Metis is Solar Orbiter’s multi-wavelength coronagraph. It can perform ultraviolet observations that see the Lyman alpha emission given out by hydrogen, and it can measure the polarisation of visible light. During 15 and 16 December it captured the distant head of the comet simultaneously in both visible and ultraviolet light. These images are now being analysed by the instrument team. 

In March, Solar Orbiter make its closest pass to the Sun yet at a distance of 0.32 au (approximately one-third of the Earth-Sun distance, or about 50 million kilometres). It is one of almost 20 close passes to the Sun that will occur during the next decade. These will result in unprecedented images and data, not only from close up, but also from the Sun’s never-before seen polar regions.

Read the whole article at ESA's webpage
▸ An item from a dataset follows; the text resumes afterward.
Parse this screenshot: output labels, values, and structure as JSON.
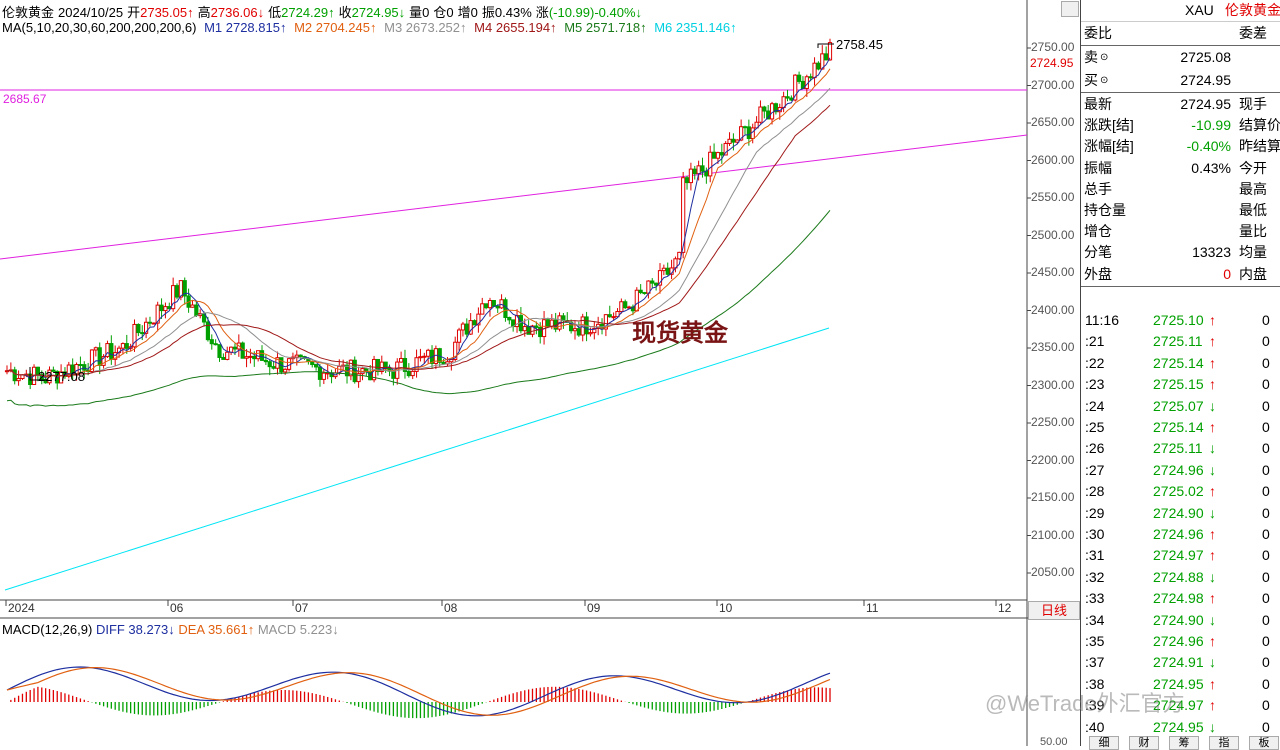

Tags: solar orbiter, RoCS By ESA / Eyrun Thune
Published Jan. 27, 2022 8:07 AM - Last modified Jan. 27, 2022 8:07 AM